On February 12th, we hosted a live webinar—Simple Steps to Distributed Deep Learning on Databricks—with Yifan Cao, Senior Product Manager, Machine Learning and Bago Amirbekian, Machine Learning Software engineer at Databricks.
In this webinar, we covered some of the latest innovations brought into the Databricks Unified Analytics Platform for Machine Learning, specifically distributed deep learning.
In particular, we talked about:
- How distributed deep learning works and existing frameworks, specifically Horovod.
- How Databricks is making it easy for data scientists to migrate their single-machine workloads to distributed workloads, at all stages of a deep learning project.
- A demo of distributed deep learning training using some of our latest capabilities, including Databricks Runtime for Machine Learning and HorovodRunner.
We demonstrated some of these concepts from data prep to model building and inference, using Keras (TensorFlow backend), Horovod, TensorBoard, and PySpark on Databricks, and here is a link to our notebook to get started today:
Toward the end, we held a Q&A, and below are the questions and their answers.
Q: Based on your experience of working with your customers, what do you see as the biggest challenges to adopting distributed DL?
We see two types of challenges based on our experiences: organizational and technical.
Organizationally, the majority of our enterprise customers are early in adopting Deep Learning. These early adopters focus on exploring use cases and proving the business value with sample datasets. For these customers who have proven business value, in almost every single case, they are looking for a scalable and easy-to-use solution for distributed Deep Learning. We expect increasingly more customers looking for distributed DL solutions, because a considerable number of enterprise customers started their Deep Learning initiatives within the last 1-2 years.
On the technical front, we generally see three types of questions for distributed DL. First, many customers ask about data I/O during training. We recommend our customers to preprocess raw data and save to a persistent storage, and then use a high-performance FUSE mount (see our published solutions) to access data during training. Second, many distributed DL solutions tend to be low-level and not scalable. We built HorovodRunner, focusing on ease-of-use and scalability while achieving performance parity with single node DL training. Finally, tuning performance becomes ever more important, and the tradeoffs are different in a distributed context. For instance, an user might prefer a smaller network with less regularization than a big network with high regularization for performance. We are exploring solutions to make it easy & efficient for our users to tune distributed DL models.

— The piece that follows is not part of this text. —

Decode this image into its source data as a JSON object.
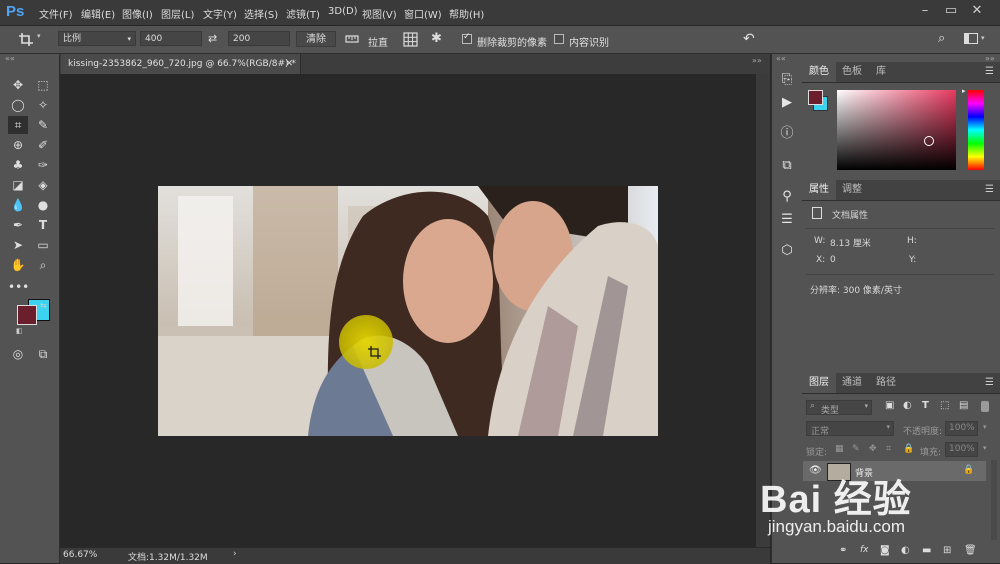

Q: Regarding to Tensorflow/Keras access Blob/S3 via mount point: would it be possible to ingest data without mounting? For example, if my data is not inside a single Azure container, it would be a challenging to mount blobs/containers.
Yes, it is possible to read data directly from Blob/S3 without mounting. However, the read & write throughput would not be nearly as good as a mount that is optimized for high-performance data access, which is important for distributed DL training.
Q: How do you chose the parameters for models, like steps, epochs, etc?
Parameters such as model architecture, batch size, and learning rate tend to have the important impact on DL training model performance. Epochs usually don’t matter as much, as long as the users run enough epochs and are satisfied with the model performance.
You can watch our Deep Learning Fundamentals Series to learn more.
Q: What is the size limit for DBFS?
DBFS is an optimized interface to S3. So, it inherits the same limits as you would using S3. Per S3 FAQ, the total number of objects that can be stored is unlimited, and individual objects can range from 0 to 5TB in size.
Q: How much efficiency loss is there due to parallelization? (How much more CPU time needed to converge?)
Scaling efficiency depends on several factors, including model architecture and parameters. Efficiency loss is due to communication overhead across the distributed network during model training. In our tests of scaling efficiency using HorovodRunner, the average scaling efficiency is 70-80%.
Q: How to load a Keras deep learning model on Apache Spark cluster workers rather than drivers, and how to score that model using the workers?
We recommend use MLflow to load and deploy models. You can find details here.
Q: What does MPI command mean?
MPI is a standard interface for communication between distributed workers. Implementations of MPI have long been used in high-performance computing contexts. The open-sourced Horovod is implemented using MPIs. One key benefit of HorovodRunner is that it abstracts the execution of complicated MPI commands. With HorovodRunner, users don’t need to know MPIs and can still distribute DL training.